Our associations – CESAER, European University Association (EUA)and Science Europe–are strong supporters of Open Science and Open Access. It is fundamental that researchers, universities,and other research–performing organisations disseminate and reuse their research findings without restrictions or embargoes.
We note that while scholarly publishers are showing leadership in this area by fully embracing Open Access publishing models and Open Science practices, some do not support them sufficiently. These publishers still require researchers to sign over their rights and/or make them face re–use restrictions and embargoes on how they can use their own peer–reviewed research findings.
We are especially concerned by the unclear and opaque communication and practices of some publishers as reported by cOAlition S. Such an approach complicates and confuses matters for researchers, impeding progress towards a scholarly communication system based on Open Access to research outputs.
We urge those publishers to reconsider their position and modernise, ensuring they play their part in providing fair and transparent conditions for authors. These should fully respect researchers’ rights, including the right to share their peer–reviewed research findings without restrictions or embargoes. If a publisher or platform chooses to take the stance of requiring authors to sign away their rights, they should clearly and publicly state this to ensure that researchers make informed choices.

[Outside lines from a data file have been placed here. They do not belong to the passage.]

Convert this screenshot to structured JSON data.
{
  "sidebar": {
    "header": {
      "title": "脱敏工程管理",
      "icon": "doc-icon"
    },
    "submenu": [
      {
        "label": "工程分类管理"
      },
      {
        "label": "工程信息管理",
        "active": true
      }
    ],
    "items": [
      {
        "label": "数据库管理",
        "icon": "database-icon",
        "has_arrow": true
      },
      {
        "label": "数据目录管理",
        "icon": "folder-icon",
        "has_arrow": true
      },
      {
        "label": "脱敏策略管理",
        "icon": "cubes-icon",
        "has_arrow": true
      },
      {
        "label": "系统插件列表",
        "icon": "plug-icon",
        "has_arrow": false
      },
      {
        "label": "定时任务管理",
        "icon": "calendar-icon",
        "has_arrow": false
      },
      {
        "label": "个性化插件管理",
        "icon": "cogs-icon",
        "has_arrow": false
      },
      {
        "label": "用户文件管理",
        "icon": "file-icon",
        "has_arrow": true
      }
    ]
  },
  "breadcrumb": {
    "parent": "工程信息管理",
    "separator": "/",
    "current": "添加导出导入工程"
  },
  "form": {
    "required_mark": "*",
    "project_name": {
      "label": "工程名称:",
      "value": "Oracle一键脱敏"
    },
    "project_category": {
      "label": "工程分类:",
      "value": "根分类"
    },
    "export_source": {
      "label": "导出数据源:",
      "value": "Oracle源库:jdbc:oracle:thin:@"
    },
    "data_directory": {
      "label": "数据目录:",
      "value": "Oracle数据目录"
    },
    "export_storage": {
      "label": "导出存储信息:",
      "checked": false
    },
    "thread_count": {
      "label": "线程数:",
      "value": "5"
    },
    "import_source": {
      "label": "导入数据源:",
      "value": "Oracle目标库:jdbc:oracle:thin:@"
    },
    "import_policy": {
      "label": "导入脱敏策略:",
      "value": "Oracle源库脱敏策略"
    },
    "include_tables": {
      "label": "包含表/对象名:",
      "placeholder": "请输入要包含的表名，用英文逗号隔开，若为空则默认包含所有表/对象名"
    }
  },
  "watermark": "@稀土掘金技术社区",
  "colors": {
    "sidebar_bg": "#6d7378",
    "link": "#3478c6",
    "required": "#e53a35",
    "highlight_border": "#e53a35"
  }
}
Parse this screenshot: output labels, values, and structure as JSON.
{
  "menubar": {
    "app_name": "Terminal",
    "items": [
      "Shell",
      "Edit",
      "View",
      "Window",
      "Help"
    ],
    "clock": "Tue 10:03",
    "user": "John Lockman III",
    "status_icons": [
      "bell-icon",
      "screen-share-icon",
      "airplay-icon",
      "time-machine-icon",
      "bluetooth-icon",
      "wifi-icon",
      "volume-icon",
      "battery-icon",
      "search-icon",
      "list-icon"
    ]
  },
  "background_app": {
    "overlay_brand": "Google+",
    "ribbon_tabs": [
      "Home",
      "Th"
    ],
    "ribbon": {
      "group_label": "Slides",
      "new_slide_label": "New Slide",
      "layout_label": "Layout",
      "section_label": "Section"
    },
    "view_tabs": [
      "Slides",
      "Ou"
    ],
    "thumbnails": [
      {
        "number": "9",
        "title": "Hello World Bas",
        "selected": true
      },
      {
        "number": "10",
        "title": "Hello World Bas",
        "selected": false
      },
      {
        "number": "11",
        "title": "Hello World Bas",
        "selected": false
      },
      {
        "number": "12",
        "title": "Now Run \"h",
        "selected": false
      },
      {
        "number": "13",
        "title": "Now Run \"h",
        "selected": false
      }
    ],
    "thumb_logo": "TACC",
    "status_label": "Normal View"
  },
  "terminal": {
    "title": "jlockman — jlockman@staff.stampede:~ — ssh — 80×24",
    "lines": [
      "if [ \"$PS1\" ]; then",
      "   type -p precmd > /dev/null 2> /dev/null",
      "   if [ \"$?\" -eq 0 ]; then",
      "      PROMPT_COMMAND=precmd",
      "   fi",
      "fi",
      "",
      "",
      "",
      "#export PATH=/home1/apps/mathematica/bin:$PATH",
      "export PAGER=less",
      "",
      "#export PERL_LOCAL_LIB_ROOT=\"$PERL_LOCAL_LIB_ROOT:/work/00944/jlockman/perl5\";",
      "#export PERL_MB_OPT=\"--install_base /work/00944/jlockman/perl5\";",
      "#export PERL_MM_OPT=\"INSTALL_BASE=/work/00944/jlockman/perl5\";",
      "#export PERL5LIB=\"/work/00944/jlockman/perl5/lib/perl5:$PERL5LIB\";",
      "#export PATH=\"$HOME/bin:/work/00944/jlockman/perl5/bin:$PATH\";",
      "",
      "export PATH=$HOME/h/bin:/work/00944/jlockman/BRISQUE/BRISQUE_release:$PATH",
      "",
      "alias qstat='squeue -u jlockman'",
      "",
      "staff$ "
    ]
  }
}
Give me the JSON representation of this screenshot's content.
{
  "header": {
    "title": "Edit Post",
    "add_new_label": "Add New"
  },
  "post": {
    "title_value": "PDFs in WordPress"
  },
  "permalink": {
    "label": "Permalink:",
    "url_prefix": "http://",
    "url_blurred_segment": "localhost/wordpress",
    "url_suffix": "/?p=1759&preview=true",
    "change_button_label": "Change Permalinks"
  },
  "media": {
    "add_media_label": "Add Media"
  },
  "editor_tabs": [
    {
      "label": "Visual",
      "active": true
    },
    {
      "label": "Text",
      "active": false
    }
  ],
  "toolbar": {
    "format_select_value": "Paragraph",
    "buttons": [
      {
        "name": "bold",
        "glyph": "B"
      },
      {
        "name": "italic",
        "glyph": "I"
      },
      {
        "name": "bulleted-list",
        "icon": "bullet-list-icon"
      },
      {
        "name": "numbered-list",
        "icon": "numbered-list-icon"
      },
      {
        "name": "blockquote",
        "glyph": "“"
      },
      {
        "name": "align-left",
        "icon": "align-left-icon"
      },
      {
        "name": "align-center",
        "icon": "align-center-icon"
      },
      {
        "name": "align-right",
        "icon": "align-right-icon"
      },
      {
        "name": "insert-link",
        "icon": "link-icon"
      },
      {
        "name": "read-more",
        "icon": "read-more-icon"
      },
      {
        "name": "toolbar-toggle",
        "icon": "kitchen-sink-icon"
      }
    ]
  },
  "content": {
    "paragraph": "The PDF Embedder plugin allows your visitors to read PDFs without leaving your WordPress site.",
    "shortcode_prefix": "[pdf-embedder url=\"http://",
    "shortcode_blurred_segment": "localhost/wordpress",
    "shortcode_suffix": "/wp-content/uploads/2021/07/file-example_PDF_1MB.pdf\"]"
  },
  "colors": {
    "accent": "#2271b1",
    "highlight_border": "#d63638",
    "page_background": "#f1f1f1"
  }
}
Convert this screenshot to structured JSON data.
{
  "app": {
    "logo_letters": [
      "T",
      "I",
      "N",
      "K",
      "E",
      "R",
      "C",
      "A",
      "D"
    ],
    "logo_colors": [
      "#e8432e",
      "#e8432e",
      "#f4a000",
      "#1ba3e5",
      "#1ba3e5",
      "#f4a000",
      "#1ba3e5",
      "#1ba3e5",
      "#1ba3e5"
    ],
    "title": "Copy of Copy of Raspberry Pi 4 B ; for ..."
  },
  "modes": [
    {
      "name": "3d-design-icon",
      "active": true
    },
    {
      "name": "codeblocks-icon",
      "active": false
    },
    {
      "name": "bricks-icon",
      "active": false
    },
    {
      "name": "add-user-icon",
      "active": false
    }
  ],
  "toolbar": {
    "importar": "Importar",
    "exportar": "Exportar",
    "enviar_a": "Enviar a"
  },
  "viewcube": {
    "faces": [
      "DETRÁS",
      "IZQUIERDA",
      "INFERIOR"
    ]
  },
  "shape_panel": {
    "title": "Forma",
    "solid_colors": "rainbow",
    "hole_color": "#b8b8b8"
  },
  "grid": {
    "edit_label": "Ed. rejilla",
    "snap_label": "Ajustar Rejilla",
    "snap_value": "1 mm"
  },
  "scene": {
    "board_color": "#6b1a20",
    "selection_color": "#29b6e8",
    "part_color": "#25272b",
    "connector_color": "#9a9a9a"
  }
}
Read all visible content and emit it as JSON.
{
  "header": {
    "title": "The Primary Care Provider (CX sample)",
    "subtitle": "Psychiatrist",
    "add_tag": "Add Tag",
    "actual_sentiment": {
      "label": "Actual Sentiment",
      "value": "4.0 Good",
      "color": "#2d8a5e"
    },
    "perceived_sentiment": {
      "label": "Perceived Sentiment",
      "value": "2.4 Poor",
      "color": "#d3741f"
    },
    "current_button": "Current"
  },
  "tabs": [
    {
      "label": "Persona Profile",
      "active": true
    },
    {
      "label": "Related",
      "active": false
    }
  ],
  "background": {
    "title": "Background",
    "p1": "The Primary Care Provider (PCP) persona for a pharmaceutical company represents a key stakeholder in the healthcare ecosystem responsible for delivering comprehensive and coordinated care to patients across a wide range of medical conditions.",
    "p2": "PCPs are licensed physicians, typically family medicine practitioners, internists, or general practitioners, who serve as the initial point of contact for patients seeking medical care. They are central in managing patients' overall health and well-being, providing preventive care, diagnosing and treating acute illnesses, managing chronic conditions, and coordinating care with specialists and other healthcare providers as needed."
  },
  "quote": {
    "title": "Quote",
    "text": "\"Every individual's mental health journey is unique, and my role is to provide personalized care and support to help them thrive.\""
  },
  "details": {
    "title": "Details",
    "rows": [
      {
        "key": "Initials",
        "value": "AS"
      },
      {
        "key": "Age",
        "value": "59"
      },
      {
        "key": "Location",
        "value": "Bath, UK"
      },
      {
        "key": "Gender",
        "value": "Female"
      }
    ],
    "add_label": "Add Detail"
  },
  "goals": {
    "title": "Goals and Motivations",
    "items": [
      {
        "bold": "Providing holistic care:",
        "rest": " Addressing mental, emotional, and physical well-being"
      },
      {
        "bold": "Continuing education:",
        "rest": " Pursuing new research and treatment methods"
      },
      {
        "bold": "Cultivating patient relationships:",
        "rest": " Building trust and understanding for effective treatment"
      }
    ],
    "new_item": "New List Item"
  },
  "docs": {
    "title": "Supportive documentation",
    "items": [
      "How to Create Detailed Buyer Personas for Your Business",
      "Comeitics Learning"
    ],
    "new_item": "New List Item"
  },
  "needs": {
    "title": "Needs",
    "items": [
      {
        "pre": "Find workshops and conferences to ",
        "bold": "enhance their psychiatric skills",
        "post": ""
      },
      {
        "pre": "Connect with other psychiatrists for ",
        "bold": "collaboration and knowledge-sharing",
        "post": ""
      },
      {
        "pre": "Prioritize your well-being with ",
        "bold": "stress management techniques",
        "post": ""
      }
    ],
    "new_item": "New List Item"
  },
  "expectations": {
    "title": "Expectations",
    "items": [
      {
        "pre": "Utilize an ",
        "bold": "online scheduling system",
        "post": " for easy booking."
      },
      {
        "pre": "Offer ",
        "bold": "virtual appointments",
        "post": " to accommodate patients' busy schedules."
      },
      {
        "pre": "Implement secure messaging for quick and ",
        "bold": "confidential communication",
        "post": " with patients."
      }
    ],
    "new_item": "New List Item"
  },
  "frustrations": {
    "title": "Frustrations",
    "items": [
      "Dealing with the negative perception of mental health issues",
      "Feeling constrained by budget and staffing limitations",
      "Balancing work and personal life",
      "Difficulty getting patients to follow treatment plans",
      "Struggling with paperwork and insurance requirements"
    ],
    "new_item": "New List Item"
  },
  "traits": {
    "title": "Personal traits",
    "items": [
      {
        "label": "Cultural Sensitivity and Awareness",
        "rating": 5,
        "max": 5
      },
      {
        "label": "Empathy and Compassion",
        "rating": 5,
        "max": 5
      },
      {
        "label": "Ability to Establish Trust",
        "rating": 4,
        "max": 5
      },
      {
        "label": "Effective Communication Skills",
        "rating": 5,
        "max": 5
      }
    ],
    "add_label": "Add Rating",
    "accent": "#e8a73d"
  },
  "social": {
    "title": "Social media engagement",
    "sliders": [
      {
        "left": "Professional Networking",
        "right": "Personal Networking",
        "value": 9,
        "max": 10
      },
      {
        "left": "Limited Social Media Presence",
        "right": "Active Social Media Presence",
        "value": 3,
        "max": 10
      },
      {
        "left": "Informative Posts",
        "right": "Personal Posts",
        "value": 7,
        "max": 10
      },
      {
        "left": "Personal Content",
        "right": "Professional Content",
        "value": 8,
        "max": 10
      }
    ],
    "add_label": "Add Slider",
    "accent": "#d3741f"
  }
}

More broadly, the standard position of platforms and publishers should be to empower researchers to publish their findings (including data and digital assets) while retaining their rights. Researchers who wish to deposit their author–accepted manuscript in a repository with an open license (e.g. CC BY), and without any embargo, must be able to do so.To sum up, models that continue to rely on barriers and that restrict what researchers can do with their research findings are outdated and must be replaced. As such, we fully support cOAlition S and others who explore a diversity of models for supporting the open dissemination of research. The three signatory organisations support the open dissemination of research findings for the greater benefit of research and society and call on all publishers to stop requiring researchers to sign over their rights and to end the use of restrictions and embargoes.
Direct to Complete Statement (with Signatures)
See Also: Intro Blog Post From CESAER